There are easy to recognize changes on ultrasound that occur with the inflammation. The thyroid occupies a valuable bit of real estate in the neck. It sits on top of the trachea and voice nerves. The esophagus runs behind it on the left side. The carotid arteries are the lateral borders. When the normally soft and squishy thyroid gland becomes hard, the neighbors get affected. Some patients note difficulty swallowing, feeling pills and food hang in the throat, occasional choking, chronic cough, frequent clearing of the throat, a deeper and raspier voice that is not able to project, and loss of upper registers of the singing voice. This of course does not happen overnight and most people attribute the symptoms of allergies, reflux disease, sleep apnea, getting older, etc. You have noticed that I have not mentioned anything very rosy at this point. So, what do we do? The first issue is to address the hypothyroidism. This is usually done with synthetic human thyroid hormone called Synthroid or with a drug called Armour. I personally believe that once the TSH elevates, the thyroiditis has likely been present for years and the battle has finally tipped in favor of the antibodies. The key is to balance good labs with symptom control.

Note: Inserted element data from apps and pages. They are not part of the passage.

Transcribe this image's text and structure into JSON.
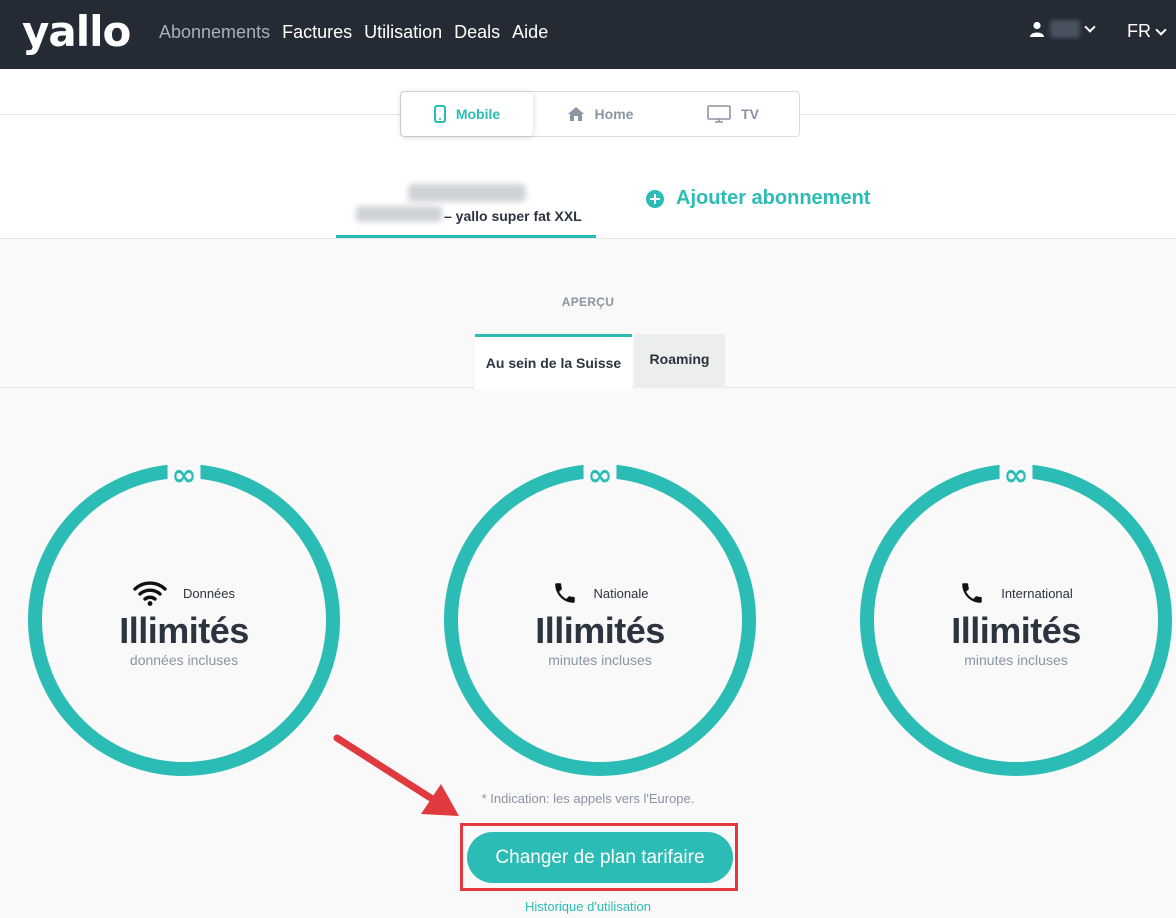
{
  "header": {
    "logo": "yallo",
    "nav": [
      "Abonnements",
      "Factures",
      "Utilisation",
      "Deals",
      "Aide"
    ],
    "language": "FR"
  },
  "service_tabs": [
    {
      "label": "Mobile",
      "icon": "smartphone-icon"
    },
    {
      "label": "Home",
      "icon": "house-icon"
    },
    {
      "label": "TV",
      "icon": "monitor-icon"
    }
  ],
  "subscription": {
    "plan": "– yallo super fat XXL"
  },
  "add_subscription": "Ajouter abonnement",
  "overview_title": "APERÇU",
  "region_tabs": [
    "Au sein de la Suisse",
    "Roaming"
  ],
  "gauges": [
    {
      "label": "Données",
      "icon": "wifi-icon",
      "value": "Illimités",
      "sub": "données incluses"
    },
    {
      "label": "Nationale",
      "icon": "phone-icon",
      "value": "Illimités",
      "sub": "minutes incluses"
    },
    {
      "label": "International",
      "icon": "phone-icon",
      "value": "Illimités",
      "sub": "minutes incluses"
    }
  ],
  "infinity_symbol": "∞",
  "note": "* Indication: les appels vers l'Europe.",
  "change_plan_button": "Changer de plan tarifaire",
  "usage_history_link": "Historique d'utilisation",
  "colors": {
    "accent": "#2bbcb6",
    "header": "#242b35",
    "highlight": "#e0393e"
  }
}
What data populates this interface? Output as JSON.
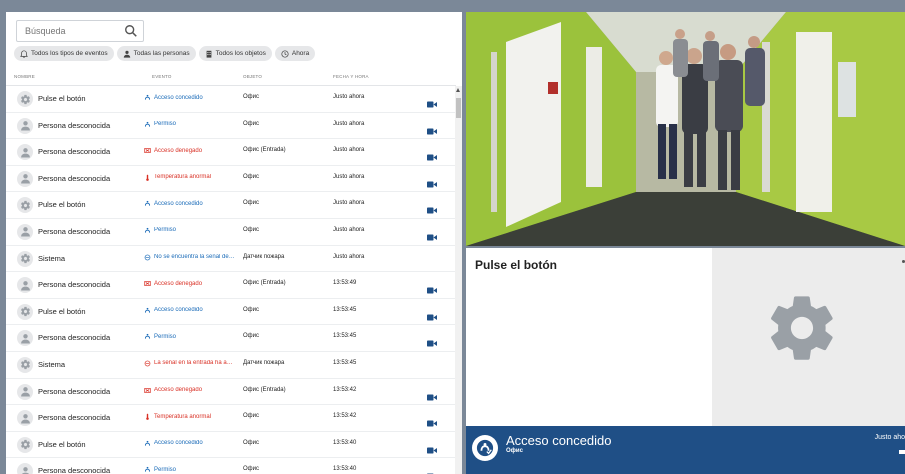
{
  "search": {
    "placeholder": "Búsqueda"
  },
  "filters": [
    {
      "icon": "bell-icon",
      "label": "Todos los tipos de eventos"
    },
    {
      "icon": "person-icon",
      "label": "Todas las personas"
    },
    {
      "icon": "building-icon",
      "label": "Todos los objetos"
    },
    {
      "icon": "clock-icon",
      "label": "Ahora"
    }
  ],
  "columns": {
    "name": "NOMBRE",
    "event": "EVENTO",
    "object": "OBJETO",
    "datetime": "FECHA Y HORA"
  },
  "colors": {
    "accent_blue": "#1f4f86",
    "event_blue": "#1a6bb8",
    "event_red": "#d93025",
    "banner": "#1f4f86"
  },
  "rows": [
    {
      "avatar": "gear-icon",
      "name": "Pulse el botón",
      "event_icon": "access-granted-icon",
      "event": "Acceso concedido",
      "event_color": "blue",
      "object": "Офис",
      "time": "Justo ahora",
      "camera": true
    },
    {
      "avatar": "person-icon",
      "name": "Persona desconocida",
      "event_icon": "access-granted-icon",
      "event": "Permiso",
      "event_color": "blue",
      "object": "Офис",
      "time": "Justo ahora",
      "camera": true
    },
    {
      "avatar": "person-icon",
      "name": "Persona desconocida",
      "event_icon": "access-denied-icon",
      "event": "Acceso denegado",
      "event_color": "red",
      "object": "Офис (Entrada)",
      "time": "Justo ahora",
      "camera": true
    },
    {
      "avatar": "person-icon",
      "name": "Persona desconocida",
      "event_icon": "thermometer-icon",
      "event": "Temperatura anormal",
      "event_color": "red",
      "object": "Офис",
      "time": "Justo ahora",
      "camera": true
    },
    {
      "avatar": "gear-icon",
      "name": "Pulse el botón",
      "event_icon": "access-granted-icon",
      "event": "Acceso concedido",
      "event_color": "blue",
      "object": "Офис",
      "time": "Justo ahora",
      "camera": true
    },
    {
      "avatar": "person-icon",
      "name": "Persona desconocida",
      "event_icon": "access-granted-icon",
      "event": "Permiso",
      "event_color": "blue",
      "object": "Офис",
      "time": "Justo ahora",
      "camera": true
    },
    {
      "avatar": "gear-icon",
      "name": "Sistema",
      "event_icon": "signal-icon",
      "event": "No se encuentra la señal de…",
      "event_color": "blue",
      "object": "Датчик пожара",
      "time": "Justo ahora",
      "camera": false
    },
    {
      "avatar": "person-icon",
      "name": "Persona desconocida",
      "event_icon": "access-denied-icon",
      "event": "Acceso denegado",
      "event_color": "red",
      "object": "Офис (Entrada)",
      "time": "13:53:49",
      "camera": true
    },
    {
      "avatar": "gear-icon",
      "name": "Pulse el botón",
      "event_icon": "access-granted-icon",
      "event": "Acceso concedido",
      "event_color": "blue",
      "object": "Офис",
      "time": "13:53:45",
      "camera": true
    },
    {
      "avatar": "person-icon",
      "name": "Persona desconocida",
      "event_icon": "access-granted-icon",
      "event": "Permiso",
      "event_color": "blue",
      "object": "Офис",
      "time": "13:53:45",
      "camera": true
    },
    {
      "avatar": "gear-icon",
      "name": "Sistema",
      "event_icon": "signal-icon",
      "event": "La señal en la entrada ha a…",
      "event_color": "red",
      "object": "Датчик пожара",
      "time": "13:53:45",
      "camera": false
    },
    {
      "avatar": "person-icon",
      "name": "Persona desconocida",
      "event_icon": "access-denied-icon",
      "event": "Acceso denegado",
      "event_color": "red",
      "object": "Офис (Entrada)",
      "time": "13:53:42",
      "camera": true
    },
    {
      "avatar": "person-icon",
      "name": "Persona desconocida",
      "event_icon": "thermometer-icon",
      "event": "Temperatura anormal",
      "event_color": "red",
      "object": "Офис",
      "time": "13:53:42",
      "camera": true
    },
    {
      "avatar": "gear-icon",
      "name": "Pulse el botón",
      "event_icon": "access-granted-icon",
      "event": "Acceso concedido",
      "event_color": "blue",
      "object": "Офис",
      "time": "13:53:40",
      "camera": true
    },
    {
      "avatar": "person-icon",
      "name": "Persona desconocida",
      "event_icon": "access-granted-icon",
      "event": "Permiso",
      "event_color": "blue",
      "object": "Офис",
      "time": "13:53:40",
      "camera": true
    }
  ],
  "detail": {
    "title": "Pulse el botón",
    "icon": "gear-icon"
  },
  "banner": {
    "title": "Acceso concedido",
    "subtitle": "Офис",
    "time": "Justo aho"
  }
}
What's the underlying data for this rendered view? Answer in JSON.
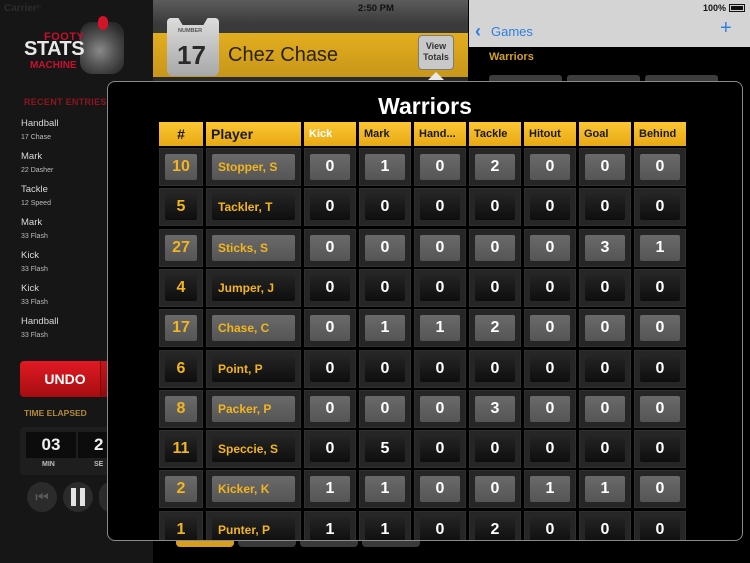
{
  "status_bar": {
    "carrier": "Carrier",
    "time": "2:50 PM",
    "battery": "100%"
  },
  "sidebar": {
    "logo": {
      "line1": "FOOTY",
      "line2": "STATS",
      "line3": "MACHINE"
    },
    "recent_title": "RECENT ENTRIES",
    "entries": [
      {
        "action": "Handball",
        "player": "17  Chase"
      },
      {
        "action": "Mark",
        "player": "22  Dasher"
      },
      {
        "action": "Tackle",
        "player": "12  Speed"
      },
      {
        "action": "Mark",
        "player": "33  Flash"
      },
      {
        "action": "Kick",
        "player": "33  Flash"
      },
      {
        "action": "Kick",
        "player": "33  Flash"
      },
      {
        "action": "Handball",
        "player": "33  Flash"
      }
    ],
    "undo_label": "UNDO",
    "time_title": "TIME ELAPSED",
    "timer": {
      "min": "03",
      "sec": "2",
      "min_label": "MIN",
      "sec_label": "SE"
    }
  },
  "player_header": {
    "number_label": "NUMBER",
    "number": "17",
    "name": "Chez Chase",
    "view_totals_line1": "View",
    "view_totals_line2": "Totals"
  },
  "right_nav": {
    "back_label": "Games",
    "add_icon": "+",
    "team": "Warriors"
  },
  "modal": {
    "title": "Warriors",
    "columns": [
      "#",
      "Player",
      "Kick",
      "Mark",
      "Hand...",
      "Tackle",
      "Hitout",
      "Goal",
      "Behind"
    ],
    "rows": [
      {
        "num": "10",
        "name": "Stopper, S",
        "stats": [
          "0",
          "1",
          "0",
          "2",
          "0",
          "0",
          "0"
        ]
      },
      {
        "num": "5",
        "name": "Tackler, T",
        "stats": [
          "0",
          "0",
          "0",
          "0",
          "0",
          "0",
          "0"
        ]
      },
      {
        "num": "27",
        "name": "Sticks, S",
        "stats": [
          "0",
          "0",
          "0",
          "0",
          "0",
          "3",
          "1"
        ]
      },
      {
        "num": "4",
        "name": "Jumper, J",
        "stats": [
          "0",
          "0",
          "0",
          "0",
          "0",
          "0",
          "0"
        ]
      },
      {
        "num": "17",
        "name": "Chase, C",
        "stats": [
          "0",
          "1",
          "1",
          "2",
          "0",
          "0",
          "0"
        ]
      },
      {
        "num": "6",
        "name": "Point, P",
        "stats": [
          "0",
          "0",
          "0",
          "0",
          "0",
          "0",
          "0"
        ]
      },
      {
        "num": "8",
        "name": "Packer, P",
        "stats": [
          "0",
          "0",
          "0",
          "3",
          "0",
          "0",
          "0"
        ]
      },
      {
        "num": "11",
        "name": "Speccie, S",
        "stats": [
          "0",
          "5",
          "0",
          "0",
          "0",
          "0",
          "0"
        ]
      },
      {
        "num": "2",
        "name": "Kicker, K",
        "stats": [
          "1",
          "1",
          "0",
          "0",
          "1",
          "1",
          "0"
        ]
      },
      {
        "num": "1",
        "name": "Punter, P",
        "stats": [
          "1",
          "1",
          "0",
          "2",
          "0",
          "0",
          "0"
        ]
      }
    ]
  }
}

Over time, more and more of the thyroid will be destroyed and your dosage needs will increase. There are a bazillion doses of Synthroid (25, 50, 75, 100, 112, 125, 137, 150, 175, 200, 300) and, as I mentioned before, the target is for a TSH of around 1. The flip side about starting extra thyroid hormone is that sometimes, we overdo it and make patients hyperthyroid. The main symptom of this is heart palpitations. It is my preference to give thyroiditis patients as much medication as they can tolerate. It is not like taking pain medication where it is bad the more you take. You should take however much you need. Without a thyroid in surgical patients, it is weight based. Essentially, you take your weight in kilograms and multiply by 1.6. This is the dose you would need with zero contribution from your own thyroid.

Regarding the structural changes of the thyroid, when symptoms become bothersome, surgery becomes an option. I usually operate on patients who do have some combination of problems swallowing, breathing, or voice. There are also some people who never do well with medical management and surgery allows their body to just be on medication, rather than on medication and varying doses of their own thyroid hormone. I often describe thyroiditis as having a roller coaster for a gland, or a tug of war battle that constantly cycles back and forth. The problems with surgery is that it leaves a small inch scar and does have some risks of low calcium levels (more on that some other time) or of potential injury to voice nerves. That being said, most all of the surgical patients do very well. They are thrilled that the pressure symptoms are gone and feel that it is easier to regulate their symptoms of fluctuating hypo and hyperthyroidism.

It is important to make sure that your doctor will listen to you and be flexible in tailoring your treatment to how you are feeling. There are “religions” associated with the proper way to treat thyroid problems– so try to keep an open mind. You will have this issue for life and only you know how you are feeling. It will not magically get better or go away on its own. Making changes in thyroid world is like watching paint dry really slowly. It didn’t get a problem overnight and solutions do not happen overnight either. It is a process that happens gradually. I am here to help.


With regards,

Carolyn Garner MD